A pen friend can create a lifelong friendship

Friends for Life: Yvette Fahey and Rita Cannataro on a dolphin cruise at Nelson Bay.

Friends for Life: Yvette Fahey and Rita Cannataro on a dolphin cruise at Nelson Bay.

It was 37 years ago that Yvette Fahey first wrote to a pen friend in Italy.

Yvette, 49, of Warabrook, is showing this pen friend – who has the beautiful Italian name of Rita Cannataro – the sights of the Hunter on her first trip to Australia.

“She’s somebody who I’ve had limited contact with and who’s on the other side of the world, but I find she’s my best friend,” Yvette said.

Yvette has had other pen friends, but they come and go.

Her strong connection with Rita was apparent from the very first letter.

Since then, there’s been loads of letters back and forth, along with presents on birthdays and at Christmas.

Having a pen friend was a window into another world and lifestyle, Yvette said.

She visited Rita a couple of times in the 1980s in her hometown of San Remo on the Italian Riviera.

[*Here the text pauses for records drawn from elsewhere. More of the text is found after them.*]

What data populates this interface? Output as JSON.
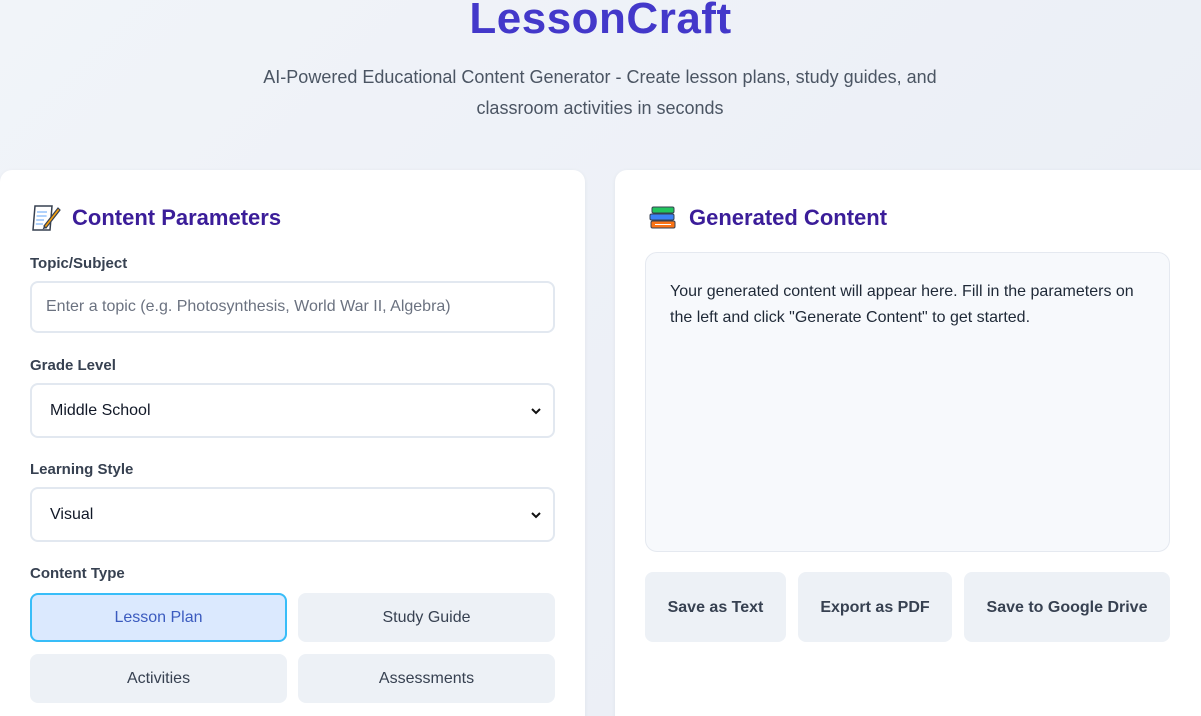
{
  "header": {
    "title": "LessonCraft",
    "subtitle": "AI-Powered Educational Content Generator - Create lesson plans, study guides, and classroom activities in seconds"
  },
  "parameters": {
    "title": "Content Parameters",
    "icon": "memo-icon",
    "topic": {
      "label": "Topic/Subject",
      "value": "",
      "placeholder": "Enter a topic (e.g. Photosynthesis, World War II, Algebra)"
    },
    "grade": {
      "label": "Grade Level",
      "selected": "Middle School"
    },
    "style": {
      "label": "Learning Style",
      "selected": "Visual"
    },
    "content_type": {
      "label": "Content Type",
      "options": [
        "Lesson Plan",
        "Study Guide",
        "Activities",
        "Assessments"
      ],
      "active": "Lesson Plan"
    }
  },
  "output": {
    "title": "Generated Content",
    "icon": "books-icon",
    "placeholder_text": "Your generated content will appear here. Fill in the parameters on the left and click \"Generate Content\" to get started.",
    "actions": [
      "Save as Text",
      "Export as PDF",
      "Save to Google Drive"
    ]
  },
  "colors": {
    "brand": "#4338ca",
    "heading": "#3b1d99",
    "active_bg": "#dbe9fe",
    "active_border": "#38bdf8"
  }
}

“She turned 50 this year. Coming to Australia to see me was her dream present,” Yvette said.

When the pair reunited, there was a lot of emotion.

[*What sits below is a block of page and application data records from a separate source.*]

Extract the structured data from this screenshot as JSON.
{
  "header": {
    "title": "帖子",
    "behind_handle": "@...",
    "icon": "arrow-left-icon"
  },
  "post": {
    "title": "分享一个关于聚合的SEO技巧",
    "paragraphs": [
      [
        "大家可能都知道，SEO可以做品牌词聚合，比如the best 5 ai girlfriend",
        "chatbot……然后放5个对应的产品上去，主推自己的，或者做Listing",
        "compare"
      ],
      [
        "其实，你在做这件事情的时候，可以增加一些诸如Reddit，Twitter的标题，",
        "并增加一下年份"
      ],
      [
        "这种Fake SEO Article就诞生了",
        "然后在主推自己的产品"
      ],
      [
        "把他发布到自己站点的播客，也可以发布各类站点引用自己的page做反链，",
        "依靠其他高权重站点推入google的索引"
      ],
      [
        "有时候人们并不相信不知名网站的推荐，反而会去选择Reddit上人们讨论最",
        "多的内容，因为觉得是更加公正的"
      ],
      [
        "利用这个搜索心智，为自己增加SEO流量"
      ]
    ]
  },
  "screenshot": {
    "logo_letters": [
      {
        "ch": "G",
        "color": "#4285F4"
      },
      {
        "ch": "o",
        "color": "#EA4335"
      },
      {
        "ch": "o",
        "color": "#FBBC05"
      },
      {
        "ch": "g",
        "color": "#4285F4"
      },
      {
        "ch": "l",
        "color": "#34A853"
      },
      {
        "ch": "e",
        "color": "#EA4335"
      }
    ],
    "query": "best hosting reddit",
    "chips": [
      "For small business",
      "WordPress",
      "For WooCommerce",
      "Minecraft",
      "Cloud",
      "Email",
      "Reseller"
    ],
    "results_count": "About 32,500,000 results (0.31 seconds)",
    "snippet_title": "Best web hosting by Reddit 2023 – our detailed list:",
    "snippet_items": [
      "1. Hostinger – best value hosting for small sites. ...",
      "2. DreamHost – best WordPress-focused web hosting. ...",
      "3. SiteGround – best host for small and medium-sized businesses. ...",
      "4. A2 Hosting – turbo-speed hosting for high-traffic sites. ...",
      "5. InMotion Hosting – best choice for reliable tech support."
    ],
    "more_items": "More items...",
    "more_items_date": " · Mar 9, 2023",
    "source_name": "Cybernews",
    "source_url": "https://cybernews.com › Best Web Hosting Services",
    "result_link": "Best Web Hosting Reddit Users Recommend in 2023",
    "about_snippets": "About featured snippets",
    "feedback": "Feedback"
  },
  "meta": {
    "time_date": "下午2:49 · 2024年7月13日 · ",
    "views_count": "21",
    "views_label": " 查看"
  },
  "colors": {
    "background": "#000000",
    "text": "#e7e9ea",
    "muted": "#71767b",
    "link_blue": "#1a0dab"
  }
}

“It was fantastic,” Yvette said.

For Rita, it’s the holiday of a lifetime.

“She never thought in her life that she would come here,” Yvette said.

“When she wakes up in the morning, she doesn’t believe she’s here.

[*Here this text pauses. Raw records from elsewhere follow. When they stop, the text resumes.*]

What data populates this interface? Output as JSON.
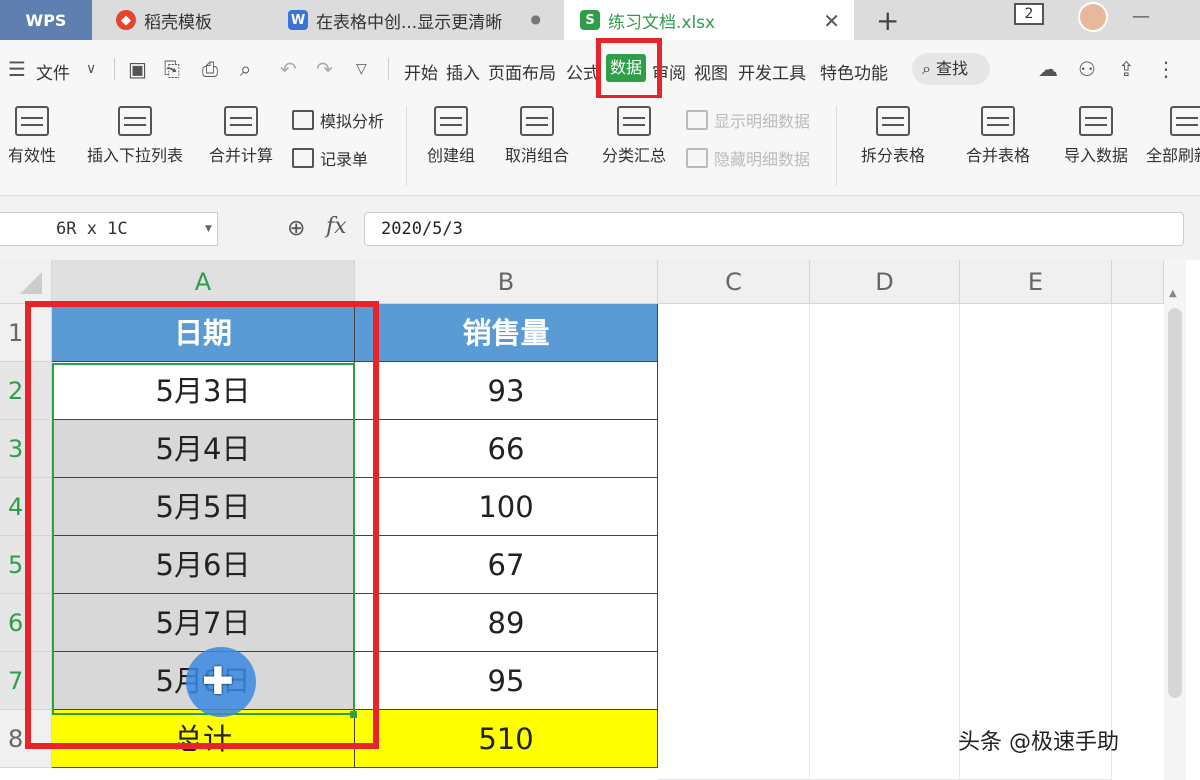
{
  "tabs": {
    "wps": "WPS",
    "daoke": "稻壳模板",
    "word_doc": "在表格中创...显示更清晰",
    "active_file": "练习文档.xlsx",
    "window_count": "2"
  },
  "menu": {
    "file": "文件",
    "items": [
      "开始",
      "插入",
      "页面布局",
      "公式",
      "数据",
      "审阅",
      "视图",
      "开发工具",
      "特色功能"
    ],
    "active": "数据",
    "search": "查找"
  },
  "ribbon": {
    "validity": "有效性",
    "insert_dropdown_list": "插入下拉列表",
    "merge_calc": "合并计算",
    "what_if": "模拟分析",
    "record_form": "记录单",
    "create_group": "创建组",
    "ungroup": "取消组合",
    "subtotal": "分类汇总",
    "show_detail": "显示明细数据",
    "hide_detail": "隐藏明细数据",
    "split_table": "拆分表格",
    "merge_table": "合并表格",
    "import_data": "导入数据",
    "refresh_all": "全部刷新"
  },
  "formula_bar": {
    "name_box": "6R x 1C",
    "fx": "fx",
    "value": "2020/5/3"
  },
  "sheet": {
    "columns": [
      "A",
      "B",
      "C",
      "D",
      "E"
    ],
    "rows": [
      "1",
      "2",
      "3",
      "4",
      "5",
      "6",
      "7",
      "8"
    ],
    "header": {
      "date": "日期",
      "sales": "销售量"
    },
    "data": [
      {
        "date": "5月3日",
        "sales": "93"
      },
      {
        "date": "5月4日",
        "sales": "66"
      },
      {
        "date": "5月5日",
        "sales": "100"
      },
      {
        "date": "5月6日",
        "sales": "67"
      },
      {
        "date": "5月7日",
        "sales": "89"
      },
      {
        "date": "5月8日",
        "sales": "95"
      }
    ],
    "total": {
      "label": "总计",
      "value": "510"
    }
  },
  "watermark": "头条 @极速手助",
  "colors": {
    "accent_green": "#2e9e49",
    "header_blue": "#5b9bd5",
    "total_yellow": "#ffff00",
    "annotation_red": "#e8242a"
  }
}
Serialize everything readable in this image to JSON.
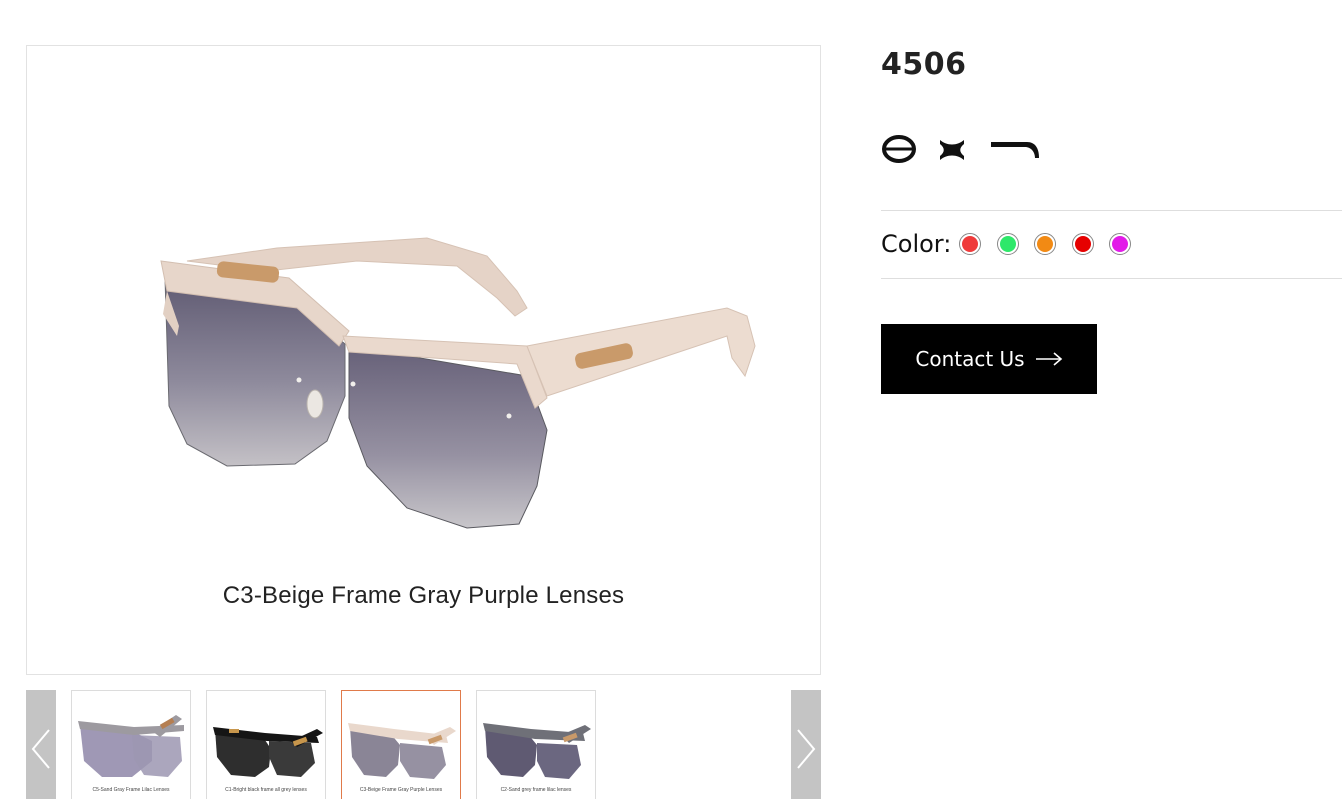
{
  "product": {
    "model": "4506",
    "main_caption": "C3-Beige Frame Gray Purple Lenses",
    "spec_icons": [
      "full-rim-lens-icon",
      "bridge-icon",
      "temple-arm-icon"
    ]
  },
  "color": {
    "label": "Color:",
    "swatches": [
      "#ef3b3b",
      "#2ee86a",
      "#f28a14",
      "#e60000",
      "#e21be8"
    ]
  },
  "thumbnails": [
    {
      "caption": "C5-Sand Gray Frame Lilac Lenses",
      "frame": "#9d9aa0",
      "lens": "#8e86a8"
    },
    {
      "caption": "C1-Bright black frame all grey lenses",
      "frame": "#151515",
      "lens": "#3a3a3a"
    },
    {
      "caption": "C3-Beige Frame Gray Purple Lenses",
      "frame": "#e9d8cc",
      "lens": "#8a8596"
    },
    {
      "caption": "C2-Sand grey frame lilac lenses",
      "frame": "#6f7078",
      "lens": "#6b6780"
    }
  ],
  "contact_button": {
    "label": "Contact Us"
  },
  "colors": {
    "accent": "#000000",
    "active_thumb_border": "#e07a4a",
    "nav_arrow_bg": "#c4c4c4"
  }
}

“She has three children. She misses them but she’s glad she’s here.”

Yvette first became pen friends with Rita through an organisation she heard about at school.

“You could pick any country in the world. Because my dad was Italian, I thought I might as well get one from there because I might get a chance to meet her one day,” Yvette said.

Despite the ubiquity of social media and email, the pair still write letters at Christmas and birthdays.

“It’s always best to get that letter in the mailbox,” Yvette said.

“It’s exciting. It’s more personal than an email, which could be from any Tom, Dick or Harry.”

Nowadays, the most common letters in people’s mailboxes are bills.

“Nobody writes a letter anymore. I’d be surprised if the kids know how,” Yvette said.

“I’m sure they’re not taught at school. They go on the internet and find randoms.”

Rita is staying in Australia for 16 days.

She leaves on December 22.

“I don’t really want her to go, but that’s life,” Yvette said.

“Rita is like family. She’s like my sister. We’re very close. I love her.”

Water Bomb Attack

Chris Payne cops a water bomb.

Chris Payne cops a water bomb.

Speers Point Public School principal Chris Payne is a sucker for punishment.

He agreed to be a water-bomb target to raise money for the Year 6 farewell.

The game was called “peg a principal”. 

We were curious about how many water bombs were thrown at Chris. We were thinking no more than 20.

“It was 527 – with a few extra from staff and they weren't going easy on me either,” he said.

“Lots of fun – only a few minor bruises.”

You’re a brave man, Chris. 

Charlie’s Return

Charlie the Chicken looks the goods.

Charlie the Chicken looks the goods.

Relax everyone, he’s back. 

The recent disappearance of Charlie the Chicken from Charlestown Toyota provoked widespread community concern, especially among the litt’luns.

Charlie has had a makeover and and he’s looking good.

“After a well deserved holiday (Hawaii, via Tahiti), Charlie is all refreshed and ready to help us give you some amazing deals,” Charlestown Toyota said on Facebook.

Did you see that? Nice little bit of marketing, wasn’t it? Guess that’s what Charlie’s for.